A cousin of mine recently posted a gripe about all of the Facebook concern expressed throughout America for the pets being negligently subjected to the record-setting Arctic vortex. In her opinion, the concern was misplaced at a time when homeless humans were similarly at risk.
Her argument reminds me of a controversy several months ago that was prompted by a study revealing that many Americans would save a pet before saving a stranger. The study was widely reported on-line, with the following Huffington Post article being typical:
- There’s a high-speed bus barreling toward you with no signs of slowing down. Your pet dog and a foreign tourist stand in its path, deer-in-the-headlights style. You can only save one. Which do you choose? About 40 percent of participants faced with this hypothetical would save their dog’s life rather than the foreigner’s, according to researchers at Georgia Regents University and Cape Fear Community College. That number is higher for women, at about 45 percent.
Because I share the sentiment of my cousin above, I was troubled by the study until I read an analysis in Psychology Today:
- Is Topolski suggesting that 40% of people would save their pet over a person if confronted with a real runaway bus, a real foreign tourist, and their real dog? Of course not.

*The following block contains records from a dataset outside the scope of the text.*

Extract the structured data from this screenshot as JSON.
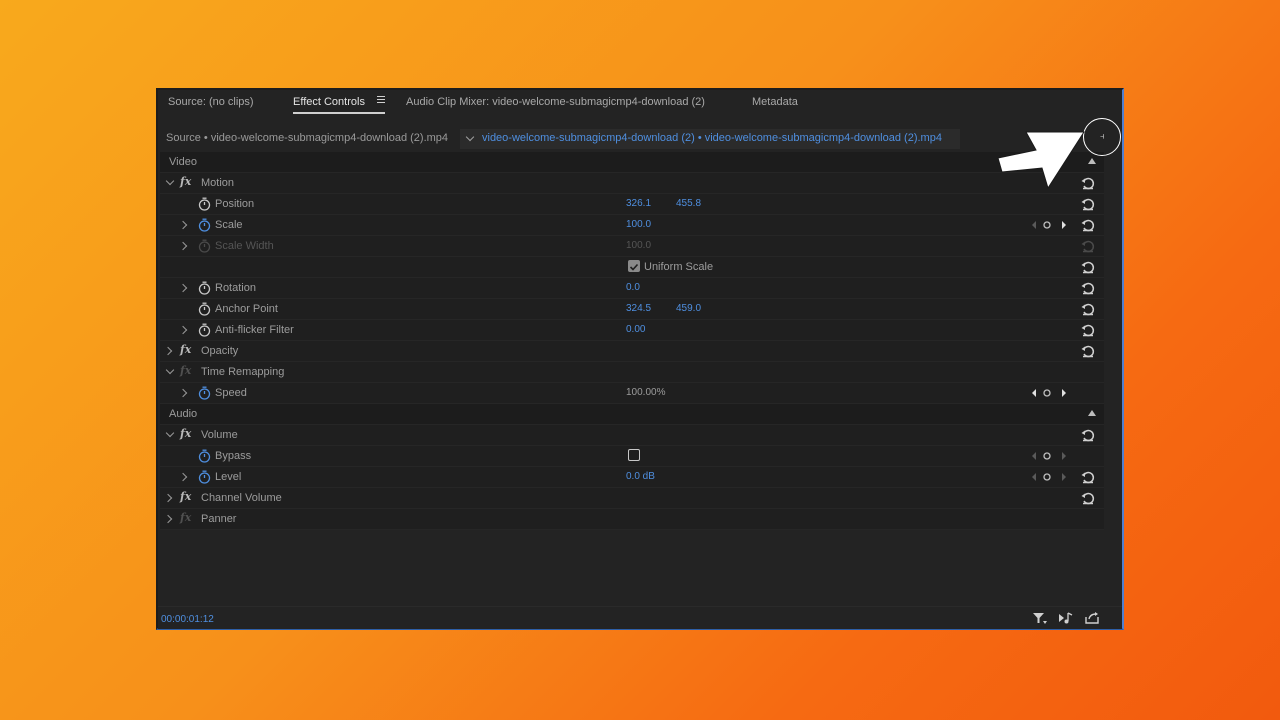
{
  "tabs": {
    "source": "Source: (no clips)",
    "effect_controls": "Effect Controls",
    "audio_mixer": "Audio Clip Mixer: video-welcome-submagicmp4-download (2)",
    "metadata": "Metadata"
  },
  "clip_bar": {
    "source_clip": "Source • video-welcome-submagicmp4-download (2).mp4",
    "sequence_clip": "video-welcome-submagicmp4-download (2) • video-welcome-submagicmp4-download (2).mp4"
  },
  "sections": {
    "video": "Video",
    "audio": "Audio"
  },
  "motion": {
    "label": "Motion",
    "position": {
      "label": "Position",
      "x": "326.1",
      "y": "455.8"
    },
    "scale": {
      "label": "Scale",
      "value": "100.0"
    },
    "scale_width": {
      "label": "Scale Width",
      "value": "100.0"
    },
    "uniform_scale": {
      "label": "Uniform Scale",
      "checked": true
    },
    "rotation": {
      "label": "Rotation",
      "value": "0.0"
    },
    "anchor_point": {
      "label": "Anchor Point",
      "x": "324.5",
      "y": "459.0"
    },
    "anti_flicker": {
      "label": "Anti-flicker Filter",
      "value": "0.00"
    }
  },
  "opacity": {
    "label": "Opacity"
  },
  "time_remapping": {
    "label": "Time Remapping",
    "speed": {
      "label": "Speed",
      "value": "100.00%"
    }
  },
  "volume": {
    "label": "Volume",
    "bypass": {
      "label": "Bypass",
      "checked": false
    },
    "level": {
      "label": "Level",
      "value": "0.0 dB"
    }
  },
  "channel_volume": {
    "label": "Channel Volume"
  },
  "panner": {
    "label": "Panner"
  },
  "footer": {
    "timecode": "00:00:01:12"
  },
  "colors": {
    "accent_blue": "#4f8fe0",
    "panel_bg": "#232323",
    "row_bg": "#1f1f1f"
  },
  "icons": [
    "stopwatch-icon",
    "reset-icon",
    "fx-icon",
    "filter-icon",
    "audio-loop-icon",
    "export-icon",
    "keyframe-nav-icon"
  ]
}
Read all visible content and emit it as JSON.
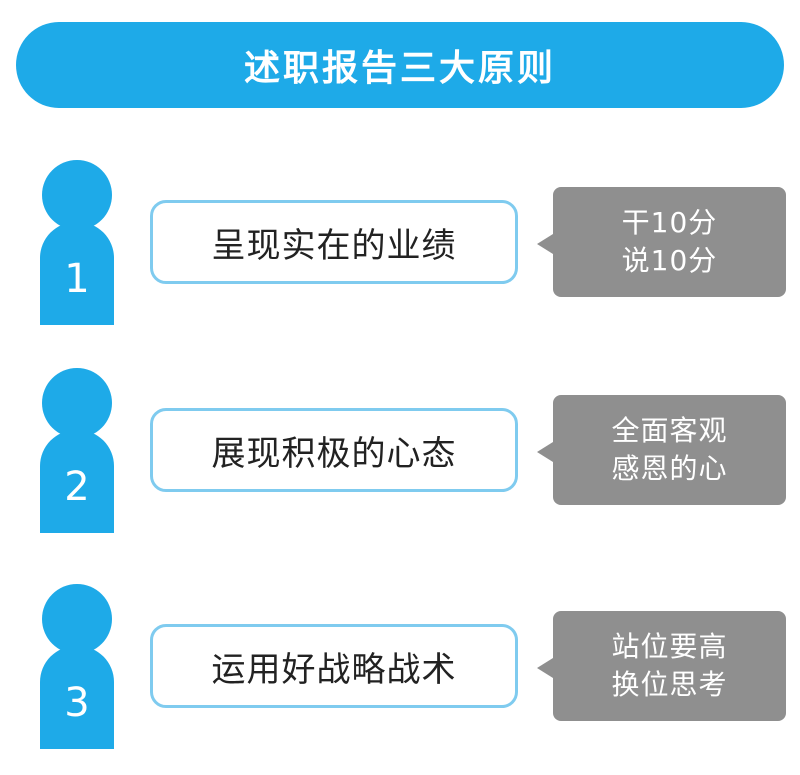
{
  "header": {
    "title": "述职报告三大原则"
  },
  "principles": [
    {
      "number": "1",
      "text": "呈现实在的业绩",
      "note": [
        "干10分",
        "说10分"
      ]
    },
    {
      "number": "2",
      "text": "展现积极的心态",
      "note": [
        "全面客观",
        "感恩的心"
      ]
    },
    {
      "number": "3",
      "text": "运用好战略战术",
      "note": [
        "站位要高",
        "换位思考"
      ]
    }
  ],
  "colors": {
    "accent": "#1eaae8",
    "box_border": "#7fcbef",
    "note_bg": "#8f8f8f"
  },
  "icons": {
    "person": "person-icon"
  }
}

This analysis may be correct, but I would hate to be in a position that forces a pet-loving American to choose me over their pet.